Many years ago, I wrote a question & answer column for an antiques publication. I was amazed at the number of letters I received from those who wanted to know the value of a family heirloom so they could sell it. My advice to all such letters was simple—Don’t! Most of those who part with family heirlooms are sorry later. If you do decide to part with a family heirloom, or simply must, offer it to members of your family first. You’ll most likely find an eager buyer and might even have a chance to buy the piece back down the road if you change your mind. That chance will be slim indeed because most people won’t part with family heirlooms, but it’s better than releasing your treasure into the wide world of antiques.
The title of this column is “Never Let Family Heirlooms Get Away.” Never is a strong word. Have I ever failed to heed my own advice? Yes, but only once. Am I sorry? No. This admission might seem to undermine the whole point of his column, but I thought long and hard before letting the heirloom go. The piece in question was a rather ugly kitchen cabinet owned by my grandparents. It was kept in their bathroom and used to hold towels and toiletries. I always thought that cabinet was hideous. Looking at it created no nostalgic feelings for me. The cabinet stirred up no pleasant memories of the past. Even so, I thought long and hard before I passed on the cabinet when my parents asked if I wanted it. As ugly as it was in my eyes, I wanted to make sure I wouldn’t be sorry if I let it get away. The old cabinet was sold years ago and all I can say is good riddance! For me, this is the exception that proves the rule. I own a handful of family heirlooms. I’ll never part with any of them, but I do not miss that hideous old cabinet. If you have such an heirloom, just make sure you won’t regret selling it. If there is any doubt, keep it, even if it is ugly.
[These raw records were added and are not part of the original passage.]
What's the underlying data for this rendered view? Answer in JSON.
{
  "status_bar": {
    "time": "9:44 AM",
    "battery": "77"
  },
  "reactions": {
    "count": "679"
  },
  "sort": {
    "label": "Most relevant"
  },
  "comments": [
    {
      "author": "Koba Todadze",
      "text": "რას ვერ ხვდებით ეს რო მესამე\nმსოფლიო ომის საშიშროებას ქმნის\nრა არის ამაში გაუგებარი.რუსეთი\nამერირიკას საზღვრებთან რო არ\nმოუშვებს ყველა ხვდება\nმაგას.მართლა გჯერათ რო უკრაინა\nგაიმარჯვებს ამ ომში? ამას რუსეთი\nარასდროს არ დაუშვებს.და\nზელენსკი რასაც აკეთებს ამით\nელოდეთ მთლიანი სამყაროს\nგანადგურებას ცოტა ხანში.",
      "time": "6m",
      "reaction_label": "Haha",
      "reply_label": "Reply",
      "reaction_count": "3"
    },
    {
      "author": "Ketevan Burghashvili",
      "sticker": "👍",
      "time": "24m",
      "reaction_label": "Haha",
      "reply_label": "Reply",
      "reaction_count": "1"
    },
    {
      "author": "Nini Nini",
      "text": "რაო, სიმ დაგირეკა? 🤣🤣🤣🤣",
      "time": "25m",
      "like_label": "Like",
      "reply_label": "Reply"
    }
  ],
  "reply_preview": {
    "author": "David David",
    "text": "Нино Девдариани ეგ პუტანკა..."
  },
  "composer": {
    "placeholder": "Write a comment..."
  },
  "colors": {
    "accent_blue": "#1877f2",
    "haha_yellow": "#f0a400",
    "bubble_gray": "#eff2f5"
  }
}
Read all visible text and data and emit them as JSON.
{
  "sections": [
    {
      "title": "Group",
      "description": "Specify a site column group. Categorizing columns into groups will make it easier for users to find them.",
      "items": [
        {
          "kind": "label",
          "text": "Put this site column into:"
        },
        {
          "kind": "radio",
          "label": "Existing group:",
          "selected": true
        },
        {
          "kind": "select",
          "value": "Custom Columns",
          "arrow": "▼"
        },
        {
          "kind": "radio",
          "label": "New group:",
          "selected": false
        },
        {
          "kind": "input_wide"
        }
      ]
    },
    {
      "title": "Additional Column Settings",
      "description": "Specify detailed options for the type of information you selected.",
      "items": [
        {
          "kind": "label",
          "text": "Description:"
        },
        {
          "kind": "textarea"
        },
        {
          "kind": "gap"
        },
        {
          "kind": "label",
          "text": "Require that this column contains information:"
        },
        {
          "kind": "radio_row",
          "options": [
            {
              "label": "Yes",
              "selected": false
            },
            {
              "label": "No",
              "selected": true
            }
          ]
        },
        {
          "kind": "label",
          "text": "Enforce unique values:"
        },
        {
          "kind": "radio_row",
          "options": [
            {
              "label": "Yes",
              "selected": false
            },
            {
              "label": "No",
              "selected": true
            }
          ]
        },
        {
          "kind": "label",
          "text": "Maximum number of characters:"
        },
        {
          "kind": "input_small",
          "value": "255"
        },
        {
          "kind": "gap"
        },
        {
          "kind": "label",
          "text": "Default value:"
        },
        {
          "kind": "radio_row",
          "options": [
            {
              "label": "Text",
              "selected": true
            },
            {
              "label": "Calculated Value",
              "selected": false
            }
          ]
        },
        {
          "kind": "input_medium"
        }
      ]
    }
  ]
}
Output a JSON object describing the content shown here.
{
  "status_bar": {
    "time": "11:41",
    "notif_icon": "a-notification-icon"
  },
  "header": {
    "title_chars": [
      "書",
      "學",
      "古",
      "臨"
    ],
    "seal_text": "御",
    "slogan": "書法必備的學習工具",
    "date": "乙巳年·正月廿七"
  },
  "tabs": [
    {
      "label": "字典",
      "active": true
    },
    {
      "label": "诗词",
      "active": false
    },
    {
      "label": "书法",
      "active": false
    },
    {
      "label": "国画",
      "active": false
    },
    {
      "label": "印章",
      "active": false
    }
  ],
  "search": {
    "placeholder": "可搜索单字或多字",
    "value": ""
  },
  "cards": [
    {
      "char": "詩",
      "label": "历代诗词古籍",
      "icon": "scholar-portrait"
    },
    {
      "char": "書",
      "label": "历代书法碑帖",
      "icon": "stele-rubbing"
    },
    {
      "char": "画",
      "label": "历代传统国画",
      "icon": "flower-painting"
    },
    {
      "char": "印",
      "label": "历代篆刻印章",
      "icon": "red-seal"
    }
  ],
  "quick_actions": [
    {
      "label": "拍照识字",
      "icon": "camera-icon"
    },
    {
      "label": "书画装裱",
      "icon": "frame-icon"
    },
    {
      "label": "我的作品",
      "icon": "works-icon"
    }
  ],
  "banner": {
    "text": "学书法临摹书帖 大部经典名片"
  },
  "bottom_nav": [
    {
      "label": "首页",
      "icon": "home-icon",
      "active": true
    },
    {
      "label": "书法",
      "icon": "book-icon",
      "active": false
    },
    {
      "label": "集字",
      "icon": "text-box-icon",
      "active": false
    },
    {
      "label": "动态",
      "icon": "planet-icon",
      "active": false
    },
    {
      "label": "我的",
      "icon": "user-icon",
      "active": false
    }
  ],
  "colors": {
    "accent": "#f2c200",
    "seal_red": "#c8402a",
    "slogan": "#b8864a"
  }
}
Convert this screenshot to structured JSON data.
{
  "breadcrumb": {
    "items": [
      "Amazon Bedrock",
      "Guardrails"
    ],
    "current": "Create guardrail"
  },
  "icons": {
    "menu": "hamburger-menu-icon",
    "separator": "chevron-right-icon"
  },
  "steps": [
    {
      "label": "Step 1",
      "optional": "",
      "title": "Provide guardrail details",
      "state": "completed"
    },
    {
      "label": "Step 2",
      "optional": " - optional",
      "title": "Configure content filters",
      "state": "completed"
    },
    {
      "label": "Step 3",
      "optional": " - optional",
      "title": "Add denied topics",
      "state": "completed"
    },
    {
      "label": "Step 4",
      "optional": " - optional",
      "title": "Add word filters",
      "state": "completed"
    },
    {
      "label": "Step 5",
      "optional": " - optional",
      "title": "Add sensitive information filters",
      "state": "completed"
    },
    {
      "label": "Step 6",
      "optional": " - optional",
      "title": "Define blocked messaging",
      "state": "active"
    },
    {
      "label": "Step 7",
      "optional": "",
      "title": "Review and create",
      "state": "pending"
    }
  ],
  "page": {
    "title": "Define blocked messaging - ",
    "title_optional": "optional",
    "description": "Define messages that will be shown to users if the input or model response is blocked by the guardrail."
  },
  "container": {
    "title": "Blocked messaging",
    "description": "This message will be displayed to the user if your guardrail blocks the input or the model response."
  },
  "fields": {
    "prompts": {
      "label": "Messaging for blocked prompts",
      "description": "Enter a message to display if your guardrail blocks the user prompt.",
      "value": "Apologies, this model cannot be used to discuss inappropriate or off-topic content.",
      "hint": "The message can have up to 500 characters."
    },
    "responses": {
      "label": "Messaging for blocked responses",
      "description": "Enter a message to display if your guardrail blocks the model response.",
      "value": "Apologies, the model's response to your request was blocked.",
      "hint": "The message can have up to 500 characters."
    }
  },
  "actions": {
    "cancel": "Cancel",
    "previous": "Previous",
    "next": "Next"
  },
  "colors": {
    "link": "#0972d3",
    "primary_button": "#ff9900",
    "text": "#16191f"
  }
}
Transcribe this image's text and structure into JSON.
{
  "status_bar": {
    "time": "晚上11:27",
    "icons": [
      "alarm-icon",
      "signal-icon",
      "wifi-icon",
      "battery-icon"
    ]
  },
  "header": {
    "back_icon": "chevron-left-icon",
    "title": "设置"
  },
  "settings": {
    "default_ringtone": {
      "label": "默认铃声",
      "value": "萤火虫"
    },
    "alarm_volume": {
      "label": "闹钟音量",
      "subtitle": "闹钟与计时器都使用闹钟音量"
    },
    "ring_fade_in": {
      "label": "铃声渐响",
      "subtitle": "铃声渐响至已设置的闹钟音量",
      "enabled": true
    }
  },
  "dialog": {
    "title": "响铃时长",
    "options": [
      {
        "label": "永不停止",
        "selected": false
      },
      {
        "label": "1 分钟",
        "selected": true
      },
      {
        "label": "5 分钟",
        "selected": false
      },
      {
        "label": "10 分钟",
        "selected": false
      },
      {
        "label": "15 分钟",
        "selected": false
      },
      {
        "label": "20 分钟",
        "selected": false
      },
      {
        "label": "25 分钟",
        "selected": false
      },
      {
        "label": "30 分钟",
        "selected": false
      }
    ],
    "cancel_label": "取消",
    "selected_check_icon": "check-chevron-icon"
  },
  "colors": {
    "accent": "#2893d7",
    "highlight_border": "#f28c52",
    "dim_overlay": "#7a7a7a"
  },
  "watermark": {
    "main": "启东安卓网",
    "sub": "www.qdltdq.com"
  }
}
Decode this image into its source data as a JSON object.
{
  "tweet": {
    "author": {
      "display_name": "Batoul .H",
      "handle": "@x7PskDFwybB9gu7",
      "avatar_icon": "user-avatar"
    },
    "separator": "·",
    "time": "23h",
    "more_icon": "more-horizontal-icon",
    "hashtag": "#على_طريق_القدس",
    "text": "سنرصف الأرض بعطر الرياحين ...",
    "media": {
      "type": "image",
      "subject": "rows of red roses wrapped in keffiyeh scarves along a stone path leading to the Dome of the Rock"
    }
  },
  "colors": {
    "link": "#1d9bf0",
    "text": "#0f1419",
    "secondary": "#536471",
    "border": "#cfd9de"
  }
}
My advice remains. Never let family heirlooms get away. All antiques and collectibles provide a connection to the past, but none more so than family heirlooms. Most of the heirlooms I own have no tangible value, but even if they were worth thousands I would not sell. Money could not replace the old Formica kitchen table that sat in my grandmother’s kitchen. Nothing could replace the memories of drinking hot tea and eating buttered toast on that table with my grandmother when I was a boy. When I sit at that table, memories of things I thought I’d forgotten come back. Without it, those memories would be lost forever. My grandmother is gone now, but that table gives me a connection to her that will never weaken. Most likely you have pieces that are just as special to you. Never let them get away.